Now, a new concern has arisen, cholera.
“To talk about it is so hard,” Zanaib Ibrahim said about losing a child to both cholera and hunger.
“My son was my world,” she says, “even at eight, he helped me with the younger children. I am destroyed.”
Her husband Abdi, a farmer before the famine says, “it is difficult to talk about the future. All we can think about is food.”
Their two-year-old son is sick. He’s among the growing number of children dying of hunger and disease in an overwhelmed hospital.
With more than 640,000 children still in jeopardy, .the world is struggling to keep up with the need.
There is a little hope for Zanaib and Abdi. They returned to Mogadishu’s central hospital to find their two-year-old getting better.

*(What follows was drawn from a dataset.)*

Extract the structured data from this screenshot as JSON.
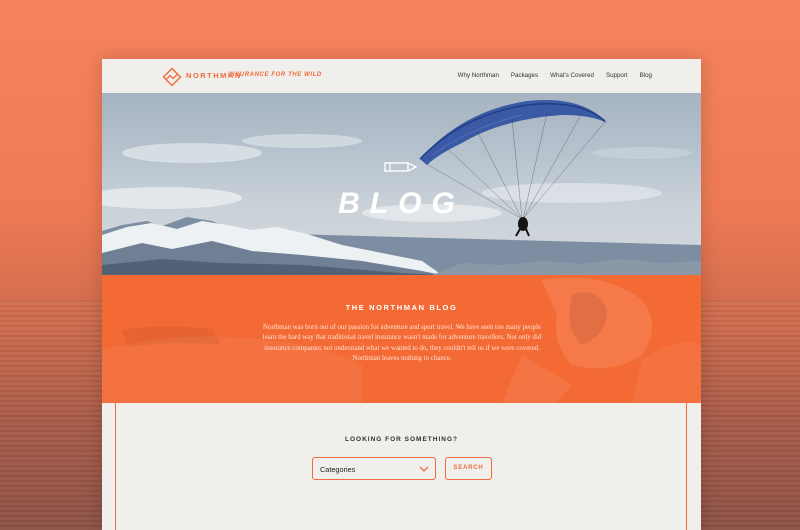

He weighed six pounds when they brought him in, but now doctors say he will survive.
According to human rights report, most of the people at greatest risk of dying are in areas still controlled by the Islamic militants, Al Shabab, who have been linked to Al Qaeda.